Rather to my surprise, Gail, normally a major league sceptic about so-called alternative medicine, actually went out and purchased said compound. She did then spend quite a time moaning about the astronomical cost of the teeny weeny spray bottle and was overheard saying "it had d*****d well better work".
Pups, have you ever had such an evil substance sprayed into your mouth? Can you believe I was subjected to this humiliating treatment on the station concourse before embarking on the 7:52 a.m. Aberdeen to Edinburgh train? With Gail totally stressed, going "open your mouth you little brat, hold your tongue still, I paid good money for this stuff, and I'll be most upset if you carry on barking on the train, ow-ee your teeth are sharp!"
Now I have no idea how Bach's Rescue Remedy is supposed to work on us dogs, given that it contains no scientifically proven mood altering substances. Wearing my Bertie Boffin hat I hypothesise that a 'placebo by proxy' effect may come into play. That is, if the human is all calm because he or she is confident that the medication will work, then the aura of serenity might I suppose be transmitted to the pup who is by nature sensitive to the mood of its owner.
Well it all went badly wrong with me.
I think we shall have to call what happened on the train last month the 'anti-placebo by proxy' effect. Let me explain how it works:
For starters, Gail was fractious and irritable because she already suspected she had just spent her hard-earned cash on a useless 'quack' remedy. I of course picked up on this anxiety, as well as objecting to the indignity of have some revolting smelling liquid sprayed into my mouth (in fact most of it went up my nose) in the embarrassingly public forum of a railway station, and anyway the whole situation rapidly entered a downwards spiral...
Personally I think Gail should take a bottle of single malt whisky for her own use on the train next time and all will be, or at least seem, fine.
One of my all time favourite short walks is along the footpath which leads eastwards from our Wester Alligin cottage over to the slightly larger lochside settlement of Inveralligin. You can enjoy views of Loch Torridon and the mountains to the south, and the path is gentle and generally easy on the paws.
I expect that those folk who promote Scotland as a tourist destination would prefer that I show you photos of this lovely walk taken on a dry and sunny day.
Well my friends, it is no secret that bright and rain-free days are few and far between in Northwest Scotland in November (or any other month, come to think of it).
So I feel that I shall be doing you a public service by showing you what the path was looking like last weekend, when Gail and I were over at the cottage and ventured out for a stroll during a brief interlude between heavy downpours.

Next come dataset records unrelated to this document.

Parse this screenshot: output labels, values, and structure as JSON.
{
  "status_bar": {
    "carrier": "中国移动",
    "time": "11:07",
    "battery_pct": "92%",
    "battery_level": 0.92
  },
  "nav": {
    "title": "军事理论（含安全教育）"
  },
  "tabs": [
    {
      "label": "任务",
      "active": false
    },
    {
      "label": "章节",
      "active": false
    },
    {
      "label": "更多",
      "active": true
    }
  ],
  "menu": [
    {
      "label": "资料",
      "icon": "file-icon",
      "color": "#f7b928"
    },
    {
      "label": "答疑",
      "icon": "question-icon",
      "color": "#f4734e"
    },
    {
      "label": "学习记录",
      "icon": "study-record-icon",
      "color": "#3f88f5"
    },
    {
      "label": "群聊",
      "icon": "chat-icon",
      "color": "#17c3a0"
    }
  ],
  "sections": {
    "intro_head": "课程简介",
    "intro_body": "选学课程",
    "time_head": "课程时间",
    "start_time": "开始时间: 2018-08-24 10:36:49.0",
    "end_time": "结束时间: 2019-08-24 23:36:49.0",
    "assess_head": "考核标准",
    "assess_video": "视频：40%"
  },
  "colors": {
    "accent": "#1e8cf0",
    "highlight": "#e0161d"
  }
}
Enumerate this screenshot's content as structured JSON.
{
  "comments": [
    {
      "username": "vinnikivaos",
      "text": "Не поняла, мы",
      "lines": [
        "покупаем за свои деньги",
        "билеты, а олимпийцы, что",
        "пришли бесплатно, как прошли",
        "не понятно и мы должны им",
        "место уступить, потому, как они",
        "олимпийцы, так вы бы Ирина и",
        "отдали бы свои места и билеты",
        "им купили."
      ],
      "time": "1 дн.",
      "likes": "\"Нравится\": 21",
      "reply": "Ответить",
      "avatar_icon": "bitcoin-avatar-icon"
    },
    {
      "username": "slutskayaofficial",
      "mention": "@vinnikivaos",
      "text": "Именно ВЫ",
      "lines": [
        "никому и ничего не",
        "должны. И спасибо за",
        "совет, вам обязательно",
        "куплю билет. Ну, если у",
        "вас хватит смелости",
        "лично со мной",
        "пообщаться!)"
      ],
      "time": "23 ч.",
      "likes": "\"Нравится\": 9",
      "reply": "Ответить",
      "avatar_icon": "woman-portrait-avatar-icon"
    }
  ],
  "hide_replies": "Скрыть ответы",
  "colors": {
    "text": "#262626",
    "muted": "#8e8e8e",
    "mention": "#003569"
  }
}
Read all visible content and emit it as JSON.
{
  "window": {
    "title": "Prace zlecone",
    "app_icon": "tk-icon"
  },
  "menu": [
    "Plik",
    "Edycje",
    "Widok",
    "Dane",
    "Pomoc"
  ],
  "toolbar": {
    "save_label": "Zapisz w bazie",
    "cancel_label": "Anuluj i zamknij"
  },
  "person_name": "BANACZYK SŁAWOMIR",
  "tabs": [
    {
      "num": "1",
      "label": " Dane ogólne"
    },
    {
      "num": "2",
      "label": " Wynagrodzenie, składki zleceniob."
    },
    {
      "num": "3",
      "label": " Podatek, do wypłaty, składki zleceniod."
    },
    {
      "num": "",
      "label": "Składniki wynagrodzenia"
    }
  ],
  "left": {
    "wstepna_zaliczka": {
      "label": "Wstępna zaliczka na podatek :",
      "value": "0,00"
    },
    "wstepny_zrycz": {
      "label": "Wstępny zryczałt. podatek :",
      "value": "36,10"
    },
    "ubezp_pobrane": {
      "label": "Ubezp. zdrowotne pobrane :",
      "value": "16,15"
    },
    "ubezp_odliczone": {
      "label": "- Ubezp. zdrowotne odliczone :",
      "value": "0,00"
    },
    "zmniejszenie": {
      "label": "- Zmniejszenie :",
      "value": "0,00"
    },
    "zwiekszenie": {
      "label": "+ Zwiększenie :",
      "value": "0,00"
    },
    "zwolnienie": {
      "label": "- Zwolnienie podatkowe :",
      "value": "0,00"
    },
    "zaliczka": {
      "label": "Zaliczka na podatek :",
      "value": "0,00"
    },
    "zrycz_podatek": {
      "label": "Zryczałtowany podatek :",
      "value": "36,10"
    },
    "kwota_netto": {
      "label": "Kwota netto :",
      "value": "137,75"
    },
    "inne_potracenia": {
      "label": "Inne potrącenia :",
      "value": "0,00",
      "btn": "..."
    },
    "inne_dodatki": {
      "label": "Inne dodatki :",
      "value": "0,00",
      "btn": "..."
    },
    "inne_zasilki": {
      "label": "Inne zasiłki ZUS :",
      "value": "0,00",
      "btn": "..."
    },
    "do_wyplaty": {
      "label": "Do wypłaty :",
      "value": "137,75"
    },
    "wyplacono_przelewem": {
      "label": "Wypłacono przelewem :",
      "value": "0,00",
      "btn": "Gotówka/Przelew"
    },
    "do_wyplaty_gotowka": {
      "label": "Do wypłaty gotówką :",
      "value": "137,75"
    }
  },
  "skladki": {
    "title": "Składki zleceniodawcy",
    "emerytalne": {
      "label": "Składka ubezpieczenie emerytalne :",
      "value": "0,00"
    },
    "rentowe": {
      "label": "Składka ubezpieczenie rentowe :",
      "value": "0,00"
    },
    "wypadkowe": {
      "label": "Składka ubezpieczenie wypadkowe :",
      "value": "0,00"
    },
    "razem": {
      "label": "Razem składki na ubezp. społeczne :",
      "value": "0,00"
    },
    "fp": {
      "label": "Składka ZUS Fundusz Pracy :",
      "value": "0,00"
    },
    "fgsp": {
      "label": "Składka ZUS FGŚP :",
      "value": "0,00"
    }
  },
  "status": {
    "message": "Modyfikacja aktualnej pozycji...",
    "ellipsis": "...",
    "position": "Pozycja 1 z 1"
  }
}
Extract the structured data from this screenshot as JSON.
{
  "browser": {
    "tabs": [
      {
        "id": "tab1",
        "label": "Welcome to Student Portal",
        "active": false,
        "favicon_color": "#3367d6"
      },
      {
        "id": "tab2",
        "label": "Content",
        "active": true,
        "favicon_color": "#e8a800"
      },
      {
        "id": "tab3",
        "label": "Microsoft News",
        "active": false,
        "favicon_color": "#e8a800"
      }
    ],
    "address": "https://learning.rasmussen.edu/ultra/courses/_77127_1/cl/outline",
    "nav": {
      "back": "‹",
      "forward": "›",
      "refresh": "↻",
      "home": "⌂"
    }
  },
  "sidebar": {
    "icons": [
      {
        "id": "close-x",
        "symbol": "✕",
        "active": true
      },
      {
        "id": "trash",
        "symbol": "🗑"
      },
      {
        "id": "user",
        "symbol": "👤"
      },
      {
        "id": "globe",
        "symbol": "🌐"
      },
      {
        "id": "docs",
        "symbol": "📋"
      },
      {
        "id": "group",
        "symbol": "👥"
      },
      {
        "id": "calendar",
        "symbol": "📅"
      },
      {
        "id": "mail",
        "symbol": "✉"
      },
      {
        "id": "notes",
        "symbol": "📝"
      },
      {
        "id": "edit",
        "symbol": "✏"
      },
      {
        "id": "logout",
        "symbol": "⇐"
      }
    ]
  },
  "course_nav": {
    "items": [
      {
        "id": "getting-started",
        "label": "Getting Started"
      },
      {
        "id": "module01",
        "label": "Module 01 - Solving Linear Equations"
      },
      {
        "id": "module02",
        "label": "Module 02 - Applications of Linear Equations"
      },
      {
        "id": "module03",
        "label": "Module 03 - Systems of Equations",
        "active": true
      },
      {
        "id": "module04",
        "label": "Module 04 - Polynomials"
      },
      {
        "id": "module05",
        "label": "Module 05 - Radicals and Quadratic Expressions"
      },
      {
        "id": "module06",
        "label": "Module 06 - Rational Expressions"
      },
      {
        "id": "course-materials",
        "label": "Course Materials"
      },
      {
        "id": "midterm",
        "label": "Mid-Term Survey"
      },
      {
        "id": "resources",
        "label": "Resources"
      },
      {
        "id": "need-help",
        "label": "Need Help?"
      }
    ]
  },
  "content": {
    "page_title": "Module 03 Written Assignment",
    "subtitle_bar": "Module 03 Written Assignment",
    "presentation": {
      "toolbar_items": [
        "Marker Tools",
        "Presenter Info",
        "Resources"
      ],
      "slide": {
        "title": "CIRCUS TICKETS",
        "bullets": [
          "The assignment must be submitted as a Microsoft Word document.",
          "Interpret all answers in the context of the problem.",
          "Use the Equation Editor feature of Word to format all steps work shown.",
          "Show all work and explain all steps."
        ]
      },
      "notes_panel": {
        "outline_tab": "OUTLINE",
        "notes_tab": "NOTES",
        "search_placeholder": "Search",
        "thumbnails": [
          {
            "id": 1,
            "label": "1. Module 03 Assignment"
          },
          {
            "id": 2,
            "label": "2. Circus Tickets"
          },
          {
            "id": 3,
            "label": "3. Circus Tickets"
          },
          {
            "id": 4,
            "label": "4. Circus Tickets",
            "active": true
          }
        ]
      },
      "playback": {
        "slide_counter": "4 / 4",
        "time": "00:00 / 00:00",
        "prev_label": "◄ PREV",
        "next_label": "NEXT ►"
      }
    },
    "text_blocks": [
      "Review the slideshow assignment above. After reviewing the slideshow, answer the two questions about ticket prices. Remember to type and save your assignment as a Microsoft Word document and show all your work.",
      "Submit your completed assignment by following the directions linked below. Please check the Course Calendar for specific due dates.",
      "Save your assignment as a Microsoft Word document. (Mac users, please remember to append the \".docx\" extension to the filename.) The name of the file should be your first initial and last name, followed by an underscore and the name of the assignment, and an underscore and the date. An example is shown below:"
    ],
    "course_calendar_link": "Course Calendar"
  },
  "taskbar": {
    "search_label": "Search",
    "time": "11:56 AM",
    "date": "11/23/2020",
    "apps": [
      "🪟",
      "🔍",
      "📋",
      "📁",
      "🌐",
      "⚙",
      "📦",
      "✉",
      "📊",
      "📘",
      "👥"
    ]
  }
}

I mean how else would you know that what to any sane dog would appear to be a stream, best avoided by water-averse chaps such as myself, is in fact the correct route to follow?
It all started just fine...
Wet, yes, but perfectly passable
Then for a moment I lost sight of the track
And when I found it again...
It looked like this...
We did eventually reach Inveralligin, without doubt a feat of exploration to match Stanley's arrival at the mouth of the River Congo.
But you might not be surprised to learn that we decided to return via the road.
Oh and by the way, why is a stream known in Scotland as a 'burn'?
Hi, I'm Bertie, a wire-haired fox terrier pup. I live with Gail in Aberdeen, Scotland. An old Westie called Hamish used to live here but he died on 18th February 2010 (exactly the same day I was born). People tell me that he used to have a blog and that I have big pawprints to fill. That's a bit too much responsibility for a very young puppy - and anyway, I intend to make my own mark!
(Gail says that Hamish could certainly have taught me a thing or two about marking stuff....)